[ASSIGNMENT]
Copy the listing exactly, leaving out every picture.

[DATA PROVIDED]

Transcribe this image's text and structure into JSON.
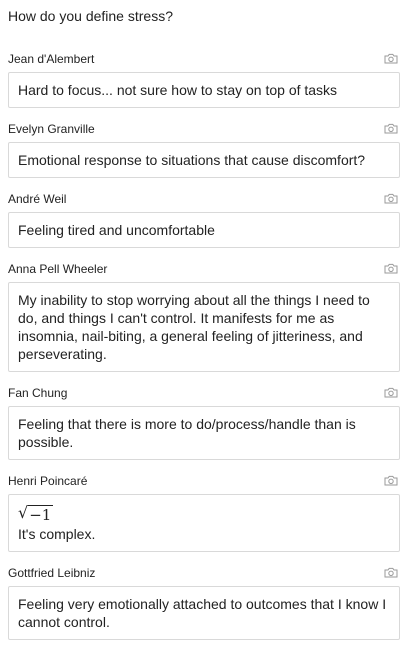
{
  "question": "How do you define stress?",
  "responses": [
    {
      "author": "Jean d'Alembert",
      "text": "Hard to focus... not sure how to stay on top of tasks"
    },
    {
      "author": "Evelyn Granville",
      "text": "Emotional response to situations that cause discomfort?"
    },
    {
      "author": "André Weil",
      "text": "Feeling tired and uncomfortable"
    },
    {
      "author": "Anna Pell Wheeler",
      "text": "My inability to stop worrying about all the things I need to do, and things I can't control. It manifests for me as insomnia, nail-biting, a general feeling of jitteriness, and perseverating."
    },
    {
      "author": "Fan Chung",
      "text": "Feeling that there is more to do/process/handle than is possible."
    },
    {
      "author": "Henri Poincaré",
      "math": "−1",
      "text": "It's complex."
    },
    {
      "author": "Gottfried Leibniz",
      "text": "Feeling very emotionally attached to outcomes that I know I cannot control."
    }
  ],
  "icons": {
    "snapshot": "camera-icon"
  },
  "colors": {
    "text": "#222222",
    "border": "#d9d9d9",
    "icon": "#9a9a9a"
  }
}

[ANSWER SPACE]
Transcribe this image's text and structure into JSON.
{
  "question": "How do you define stress?",
  "responses": [
    {
      "author": "Jean d'Alembert",
      "text": "Hard to focus... not sure how to stay on top of tasks"
    },
    {
      "author": "Evelyn Granville",
      "text": "Emotional response to situations that cause discomfort?"
    },
    {
      "author": "André Weil",
      "text": "Feeling tired and uncomfortable"
    },
    {
      "author": "Anna Pell Wheeler",
      "text": "My inability to stop worrying about all the things I need to do, and things I can't control. It manifests for me as insomnia, nail-biting, a general feeling of jitteriness, and perseverating."
    },
    {
      "author": "Fan Chung",
      "text": "Feeling that there is more to do/process/handle than is possible."
    },
    {
      "author": "Henri Poincaré",
      "math": "−1",
      "text": "It's complex."
    },
    {
      "author": "Gottfried Leibniz",
      "text": "Feeling very emotionally attached to outcomes that I know I cannot control."
    }
  ],
  "icons": {
    "snapshot": "camera-icon"
  },
  "colors": {
    "text": "#222222",
    "border": "#d9d9d9",
    "icon": "#9a9a9a"
  }
}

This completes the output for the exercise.